Driving back over the Drummossie Moor just south of Inverness I suddenly decided I need another sign of spring. Perhaps it was simply age or perhaps the gorse on the side of the road. The gorse was interesting because as I left Inverness there was an abundance of its bright yellow flowers on the shrubs and the further I went over the moor the flowering decreased. On the south of the moor there were only odd patches of flowers. The reason for this change of flowering is that the nearer the coast you get the weather is slightly milder. As for signs of spring, I had already seen snowdrops and butterbur at Udale Bay on the Black Isle near Cromarty this year. Still no frogs though and there was also the fact that there was still some snow and ice about so all thoughts of bird migrants such as swallow and willow warbler faded rapidly.
However, as if to crystallise my thought about spring, across the road, fairly high up, flew a flock of 15 lapwings with their characteristic odd flapping movement of their broad black and white wings. They may not be typical bird migrants to many but to me they have always typified spring when they are inland in small groups. The lapwing flying over the moor could well have spent the winter in Ireland or on the Continent in France, Spain or Portugal so they could well have been migrants, although not from very far. Certainly they were the first lapwings I had seen in the area since last summer when two or three pairs were breeding on the part of the moor I was driving through.
Of all the waders breeding inland the lapwing has fared the worst through the dramatic changes in agricultural techniques. In the part of Strathnairn where we live we moved there 30 years ago and the breeding waders included curlew, lapwing, redshank, common snipe and oystercatcher. The first to go was the lapwing and only the curlew now lingers on as the rest have gone. This decline is reflected in many other parts of the Highlands. There may well be around 50,000 pairs still breeding in Scotland each year that is a significant part of the UK breeding total but the numbers are still seriously declining. Numbers have, incredibly, halved since 1999. One of the biggest problems of the ground nesting waders, including the lapwings, are the predators on the eggs, from mammals to birds. The hooded crows and carrion crows are, perhaps, the worst as one crow will entice the pair off their nest while the other sneaks in and another clutch of eggs is gone.
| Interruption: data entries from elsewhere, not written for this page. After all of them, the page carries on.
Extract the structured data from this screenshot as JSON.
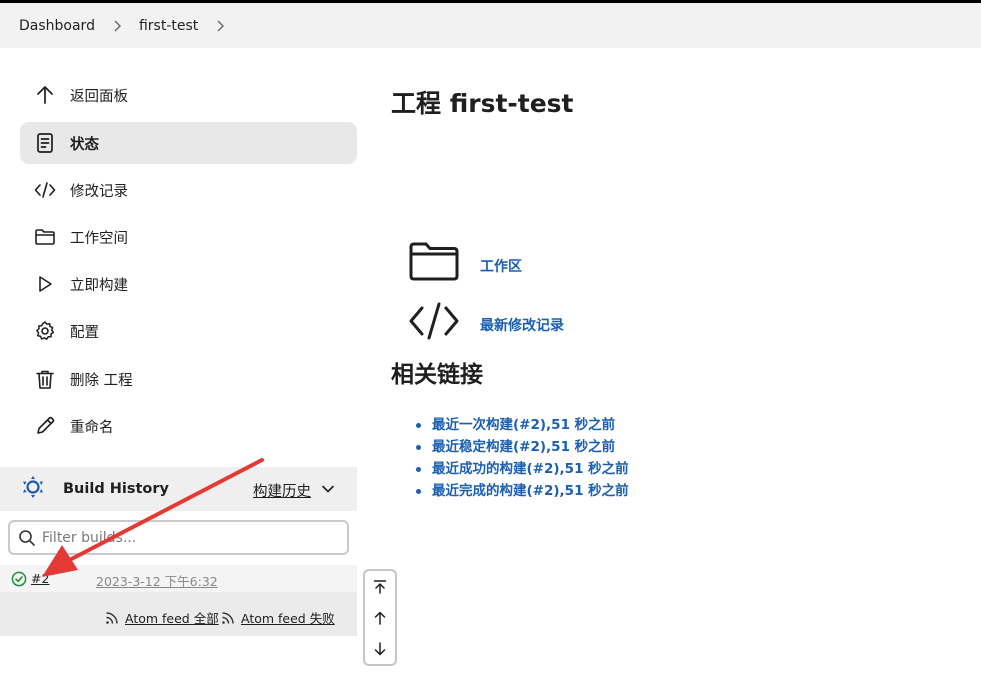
{
  "breadcrumb": {
    "items": [
      "Dashboard",
      "first-test"
    ]
  },
  "sidebar": {
    "items": [
      {
        "label": "返回面板",
        "icon": "arrow-up-icon"
      },
      {
        "label": "状态",
        "icon": "document-icon",
        "active": true
      },
      {
        "label": "修改记录",
        "icon": "code-icon"
      },
      {
        "label": "工作空间",
        "icon": "folder-icon"
      },
      {
        "label": "立即构建",
        "icon": "play-icon"
      },
      {
        "label": "配置",
        "icon": "gear-icon"
      },
      {
        "label": "删除 工程",
        "icon": "trash-icon"
      },
      {
        "label": "重命名",
        "icon": "pencil-icon"
      }
    ]
  },
  "build_history": {
    "title": "Build History",
    "trend_label": "构建历史",
    "filter_placeholder": "Filter builds...",
    "builds": [
      {
        "number": "#2",
        "time": "2023-3-12 下午6:32",
        "status": "success"
      }
    ],
    "feed_all": "Atom feed 全部",
    "feed_fail": "Atom feed 失败"
  },
  "main": {
    "title": "工程 first-test",
    "links": [
      {
        "label": "工作区",
        "icon": "folder-icon"
      },
      {
        "label": "最新修改记录",
        "icon": "code-icon"
      }
    ],
    "related_title": "相关链接",
    "related_links": [
      "最近一次构建(#2),51 秒之前",
      "最近稳定构建(#2),51 秒之前",
      "最近成功的构建(#2),51 秒之前",
      "最近完成的构建(#2),51 秒之前"
    ]
  },
  "colors": {
    "link": "#1b5fb0",
    "success": "#1e8e3e",
    "annotation_arrow": "#e53935",
    "active_bg": "#e8e8e9"
  }
}
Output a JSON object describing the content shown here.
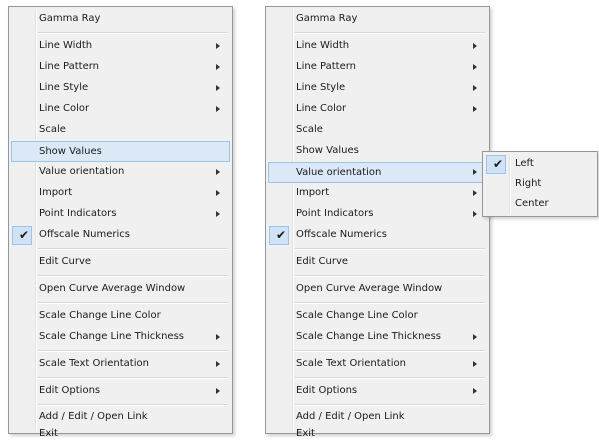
{
  "menu1": {
    "items": [
      {
        "label": "Gamma Ray"
      },
      {
        "label": "Line Width",
        "submenu": true
      },
      {
        "label": "Line Pattern",
        "submenu": true
      },
      {
        "label": "Line Style",
        "submenu": true
      },
      {
        "label": "Line Color",
        "submenu": true
      },
      {
        "label": "Scale"
      },
      {
        "label": "Show Values",
        "highlighted": true
      },
      {
        "label": "Value orientation",
        "submenu": true
      },
      {
        "label": "Import",
        "submenu": true
      },
      {
        "label": "Point Indicators",
        "submenu": true
      },
      {
        "label": "Offscale Numerics",
        "checked": true
      },
      {
        "label": "Edit Curve"
      },
      {
        "label": "Open Curve Average Window"
      },
      {
        "label": "Scale Change Line Color"
      },
      {
        "label": "Scale Change Line Thickness",
        "submenu": true
      },
      {
        "label": "Scale Text Orientation",
        "submenu": true
      },
      {
        "label": "Edit Options",
        "submenu": true
      },
      {
        "label": "Add / Edit / Open Link"
      },
      {
        "label": "Exit"
      }
    ]
  },
  "menu2": {
    "items": [
      {
        "label": "Gamma Ray"
      },
      {
        "label": "Line Width",
        "submenu": true
      },
      {
        "label": "Line Pattern",
        "submenu": true
      },
      {
        "label": "Line Style",
        "submenu": true
      },
      {
        "label": "Line Color",
        "submenu": true
      },
      {
        "label": "Scale"
      },
      {
        "label": "Show Values"
      },
      {
        "label": "Value orientation",
        "submenu": true,
        "highlighted": true
      },
      {
        "label": "Import",
        "submenu": true
      },
      {
        "label": "Point Indicators",
        "submenu": true
      },
      {
        "label": "Offscale Numerics",
        "checked": true
      },
      {
        "label": "Edit Curve"
      },
      {
        "label": "Open Curve Average Window"
      },
      {
        "label": "Scale Change Line Color"
      },
      {
        "label": "Scale Change Line Thickness",
        "submenu": true
      },
      {
        "label": "Scale Text Orientation",
        "submenu": true
      },
      {
        "label": "Edit Options",
        "submenu": true
      },
      {
        "label": "Add / Edit / Open Link"
      },
      {
        "label": "Exit"
      }
    ]
  },
  "submenu": {
    "items": [
      {
        "label": "Left",
        "checked": true
      },
      {
        "label": "Right"
      },
      {
        "label": "Center"
      }
    ]
  },
  "icons": {
    "check": "check-icon",
    "arrow": "chevron-right-icon"
  },
  "colors": {
    "menu_bg": "#f0f0f0",
    "highlight": "#dbe9f7",
    "highlight_border": "#9cc3ea"
  }
}
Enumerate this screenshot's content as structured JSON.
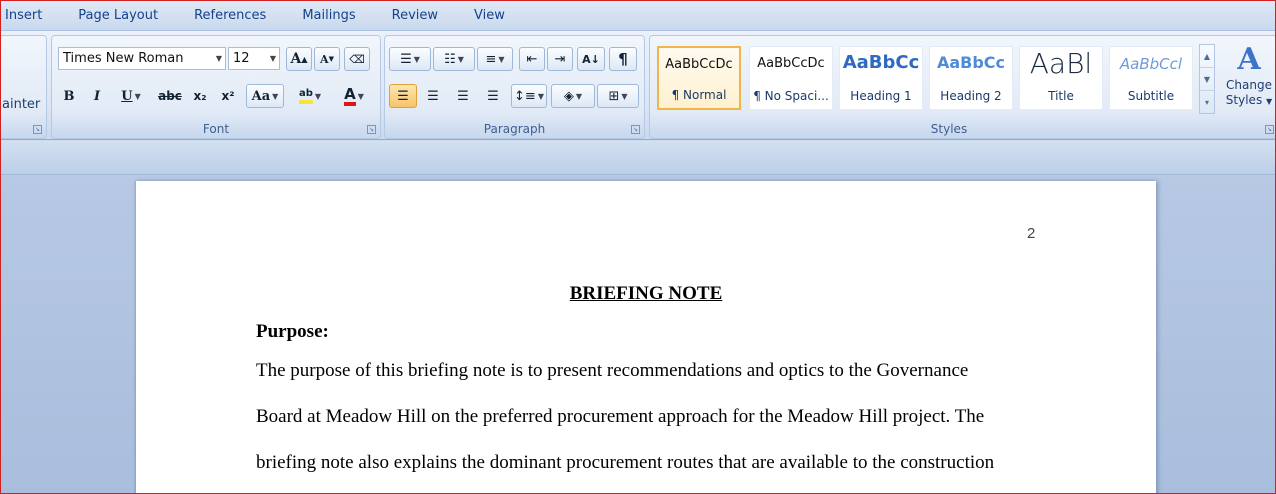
{
  "ribbon": {
    "tabs": [
      "Insert",
      "Page Layout",
      "References",
      "Mailings",
      "Review",
      "View"
    ],
    "clipboard": {
      "painter_label": "ainter"
    },
    "font": {
      "group_label": "Font",
      "family": "Times New Roman",
      "size": "12",
      "grow_label": "A",
      "shrink_label": "A",
      "bold": "B",
      "italic": "I",
      "underline": "U",
      "strike": "abc",
      "subscript": "x₂",
      "superscript": "x²",
      "change_case": "Aa",
      "highlight": "ab",
      "font_color": "A"
    },
    "paragraph": {
      "group_label": "Paragraph",
      "pilcrow": "¶",
      "sort": "A↓"
    },
    "styles": {
      "group_label": "Styles",
      "items": [
        {
          "sample": "AaBbCcDc",
          "name": "¶ Normal"
        },
        {
          "sample": "AaBbCcDc",
          "name": "¶ No Spaci..."
        },
        {
          "sample": "AaBbCc",
          "name": "Heading 1"
        },
        {
          "sample": "AaBbCc",
          "name": "Heading 2"
        },
        {
          "sample": "AaBl",
          "name": "Title"
        },
        {
          "sample": "AaBbCcl",
          "name": "Subtitle"
        }
      ],
      "change_styles_line1": "Change",
      "change_styles_line2": "Styles",
      "change_styles_icon": "A"
    },
    "colors": {
      "highlight": "#f7e33a",
      "font_color": "#e01515",
      "selected_border": "#f0b64a"
    }
  },
  "document": {
    "page_number": "2",
    "title": "BRIEFING NOTE",
    "heading": "Purpose:",
    "lines": [
      "The purpose of this briefing note is to present recommendations and optics to the Governance",
      "Board at Meadow Hill on the preferred procurement approach for the Meadow Hill project. The",
      "briefing note also explains the dominant procurement routes that are available to the construction"
    ]
  }
}
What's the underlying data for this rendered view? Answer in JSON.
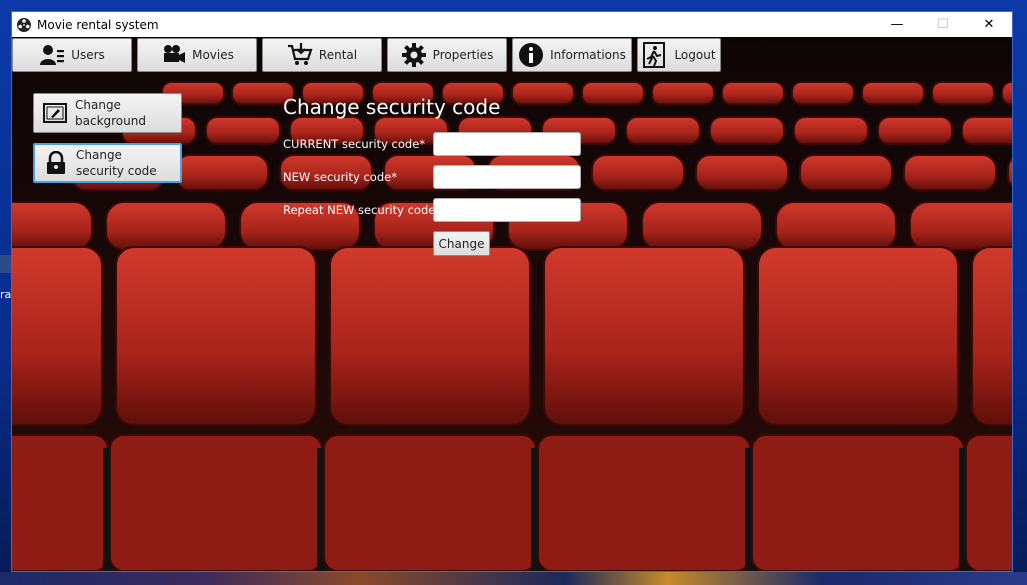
{
  "window": {
    "title": "Movie rental system",
    "controls": {
      "minimize": "—",
      "maximize": "☐",
      "close": "✕"
    }
  },
  "desktop": {
    "edge_text": "ra"
  },
  "toolbar": {
    "users": "Users",
    "movies": "Movies",
    "rental": "Rental",
    "properties": "Properties",
    "informations": "Informations",
    "logout": "Logout"
  },
  "sidebar": {
    "change_background": [
      "Change",
      "background"
    ],
    "change_security_code": [
      "Change",
      "security code"
    ]
  },
  "form": {
    "title": "Change security code",
    "current_label": "CURRENT security code*",
    "new_label": "NEW security code*",
    "repeat_label": "Repeat NEW security code*",
    "current_value": "",
    "new_value": "",
    "repeat_value": "",
    "submit_label": "Change"
  },
  "colors": {
    "seat_red": "#b8281f",
    "active_border": "#4aa3e0",
    "window_border": "#3a6ad0"
  },
  "icons": {
    "app": "film-reel-icon",
    "users": "users-icon",
    "movies": "movie-camera-icon",
    "rental": "shopping-cart-icon",
    "properties": "gear-icon",
    "informations": "info-icon",
    "logout": "exit-icon",
    "background": "picture-icon",
    "security": "lock-icon"
  }
}
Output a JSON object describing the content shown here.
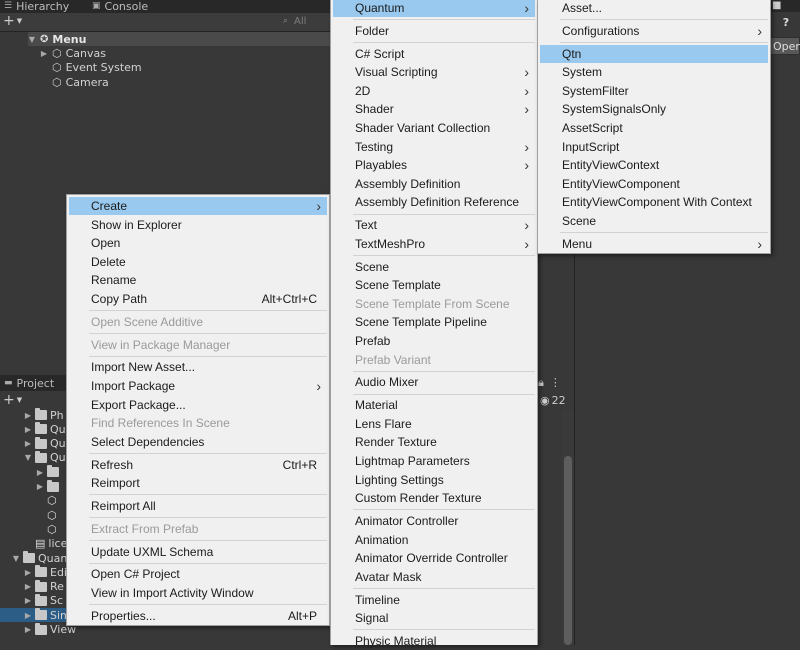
{
  "hierarchy": {
    "tab_label": "Hierarchy",
    "console_tab_label": "Console",
    "add_label": "+",
    "search_placeholder": "All",
    "root": "Menu",
    "children": [
      "Canvas",
      "Event System",
      "Camera"
    ]
  },
  "project": {
    "tab_label": "Project",
    "add_label": "+",
    "hidden_count": "22",
    "rows": [
      {
        "text": "Ph",
        "indent": 2,
        "folder": true
      },
      {
        "text": "Qu",
        "indent": 2,
        "folder": true
      },
      {
        "text": "Qu",
        "indent": 2,
        "folder": true
      },
      {
        "text": "Qu",
        "indent": 2,
        "folder": true,
        "open": true
      },
      {
        "text": "",
        "indent": 3,
        "folder": true
      },
      {
        "text": "",
        "indent": 3,
        "folder": true
      },
      {
        "text": "",
        "indent": 3,
        "asset": "cube"
      },
      {
        "text": "",
        "indent": 3,
        "asset": "cube"
      },
      {
        "text": "",
        "indent": 3,
        "asset": "cube"
      },
      {
        "text": "lice",
        "indent": 2,
        "asset": "doc"
      },
      {
        "text": "Quan",
        "indent": 1,
        "folder": true,
        "open": true
      },
      {
        "text": "Edi",
        "indent": 2,
        "folder": true
      },
      {
        "text": "Re",
        "indent": 2,
        "folder": true
      },
      {
        "text": "Sc",
        "indent": 2,
        "folder": true
      },
      {
        "text": "Simulation",
        "indent": 2,
        "folder": true,
        "selected": true
      },
      {
        "text": "View",
        "indent": 2,
        "folder": true
      }
    ]
  },
  "inspector": {
    "open_button_label": "Open",
    "help_icon_label": "?"
  },
  "context_menu": {
    "items": [
      {
        "label": "Create",
        "submenu": true,
        "highlighted": true
      },
      {
        "label": "Show in Explorer"
      },
      {
        "label": "Open"
      },
      {
        "label": "Delete"
      },
      {
        "label": "Rename"
      },
      {
        "label": "Copy Path",
        "shortcut": "Alt+Ctrl+C"
      },
      {
        "sep": true
      },
      {
        "label": "Open Scene Additive",
        "disabled": true
      },
      {
        "sep": true
      },
      {
        "label": "View in Package Manager",
        "disabled": true
      },
      {
        "sep": true
      },
      {
        "label": "Import New Asset..."
      },
      {
        "label": "Import Package",
        "submenu": true
      },
      {
        "label": "Export Package..."
      },
      {
        "label": "Find References In Scene",
        "disabled": true
      },
      {
        "label": "Select Dependencies"
      },
      {
        "sep": true
      },
      {
        "label": "Refresh",
        "shortcut": "Ctrl+R"
      },
      {
        "label": "Reimport"
      },
      {
        "sep": true
      },
      {
        "label": "Reimport All"
      },
      {
        "sep": true
      },
      {
        "label": "Extract From Prefab",
        "disabled": true
      },
      {
        "sep": true
      },
      {
        "label": "Update UXML Schema"
      },
      {
        "sep": true
      },
      {
        "label": "Open C# Project"
      },
      {
        "label": "View in Import Activity Window"
      },
      {
        "sep": true
      },
      {
        "label": "Properties...",
        "shortcut": "Alt+P"
      }
    ]
  },
  "create_menu": {
    "items": [
      {
        "label": "Quantum",
        "submenu": true,
        "highlighted": true
      },
      {
        "sep": true
      },
      {
        "label": "Folder"
      },
      {
        "sep": true
      },
      {
        "label": "C# Script"
      },
      {
        "label": "Visual Scripting",
        "submenu": true
      },
      {
        "label": "2D",
        "submenu": true
      },
      {
        "label": "Shader",
        "submenu": true
      },
      {
        "label": "Shader Variant Collection"
      },
      {
        "label": "Testing",
        "submenu": true
      },
      {
        "label": "Playables",
        "submenu": true
      },
      {
        "label": "Assembly Definition"
      },
      {
        "label": "Assembly Definition Reference"
      },
      {
        "sep": true
      },
      {
        "label": "Text",
        "submenu": true
      },
      {
        "label": "TextMeshPro",
        "submenu": true
      },
      {
        "sep": true
      },
      {
        "label": "Scene"
      },
      {
        "label": "Scene Template"
      },
      {
        "label": "Scene Template From Scene",
        "disabled": true
      },
      {
        "label": "Scene Template Pipeline"
      },
      {
        "label": "Prefab"
      },
      {
        "label": "Prefab Variant",
        "disabled": true
      },
      {
        "sep": true
      },
      {
        "label": "Audio Mixer"
      },
      {
        "sep": true
      },
      {
        "label": "Material"
      },
      {
        "label": "Lens Flare"
      },
      {
        "label": "Render Texture"
      },
      {
        "label": "Lightmap Parameters"
      },
      {
        "label": "Lighting Settings"
      },
      {
        "label": "Custom Render Texture"
      },
      {
        "sep": true
      },
      {
        "label": "Animator Controller"
      },
      {
        "label": "Animation"
      },
      {
        "label": "Animator Override Controller"
      },
      {
        "label": "Avatar Mask"
      },
      {
        "sep": true
      },
      {
        "label": "Timeline"
      },
      {
        "label": "Signal"
      },
      {
        "sep": true
      },
      {
        "label": "Physic Material"
      }
    ]
  },
  "quantum_menu": {
    "items": [
      {
        "label": "Asset..."
      },
      {
        "sep": true
      },
      {
        "label": "Configurations",
        "submenu": true
      },
      {
        "sep": true
      },
      {
        "label": "Qtn",
        "highlighted": true
      },
      {
        "label": "System"
      },
      {
        "label": "SystemFilter"
      },
      {
        "label": "SystemSignalsOnly"
      },
      {
        "label": "AssetScript"
      },
      {
        "label": "InputScript"
      },
      {
        "label": "EntityViewContext"
      },
      {
        "label": "EntityViewComponent"
      },
      {
        "label": "EntityViewComponent With Context"
      },
      {
        "label": "Scene"
      },
      {
        "sep": true
      },
      {
        "label": "Menu",
        "submenu": true
      }
    ]
  },
  "colors": {
    "highlight": "#99c9ef",
    "menu_bg": "#f0f0f0",
    "selection": "#2c5d87"
  }
}
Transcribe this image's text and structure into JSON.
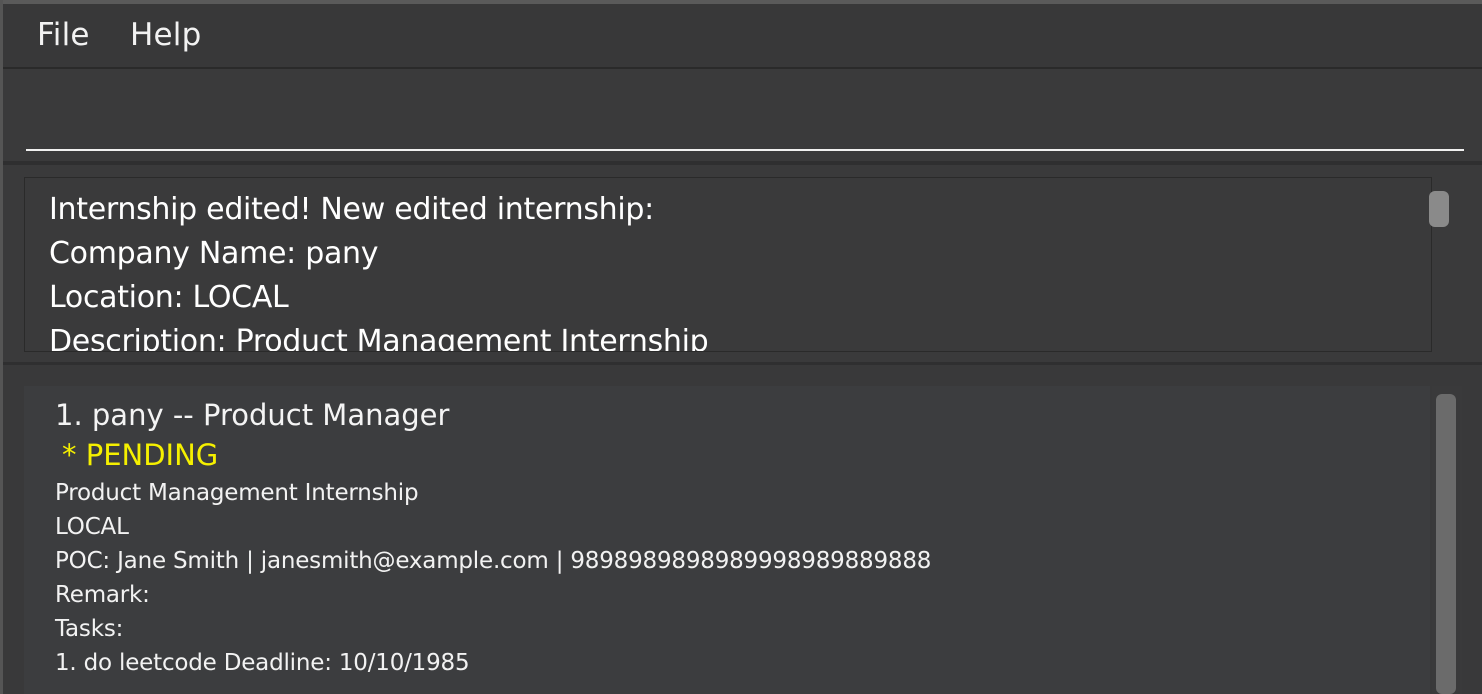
{
  "menubar": {
    "file_label": "File",
    "help_label": "Help"
  },
  "command": {
    "value": "",
    "placeholder": ""
  },
  "result": {
    "lines": [
      "Internship edited! New edited internship:",
      "Company Name: pany",
      "Location: LOCAL",
      "Description: Product Management Internship"
    ]
  },
  "internship_list": {
    "items": [
      {
        "index": "1.",
        "title": "1.  pany -- Product Manager",
        "status": "* PENDING",
        "description": "Product Management Internship",
        "location": "LOCAL",
        "poc": "POC: Jane Smith | janesmith@example.com | 9898989898989998989889888",
        "remark": "Remark:",
        "tasks_label": "Tasks:",
        "task_1": "1. do leetcode Deadline: 10/10/1985"
      }
    ]
  },
  "colors": {
    "background": "#3a3a3b",
    "status_pending": "#f5f000",
    "text": "#ffffff"
  }
}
It is difficult to know just when this overall decline will ease as agriculture seems to get more intensified as the years go by.
One local name of lapwings is “Flapper” after their wing beats but the commonest local name is “Peesie” whilst the collective names, which I still do not understand, is “Deceit” or “Desert”. There is an abundance of Scots names, over 30, including “Tee Whip”, “Scochad” and “Wallop”. The commonest of the three Gaelic names is “Curracag” meaning “With a bonnet”. In the past the lapwing has been hated in Scotland, partly because it is alleged to have betrayed the Covenanters in the hills by its restless cries but also because these birds, which habitually called “Bewitched, bewitched”, are the spirits of the dead who cannot rest and have returned to haunt the earth.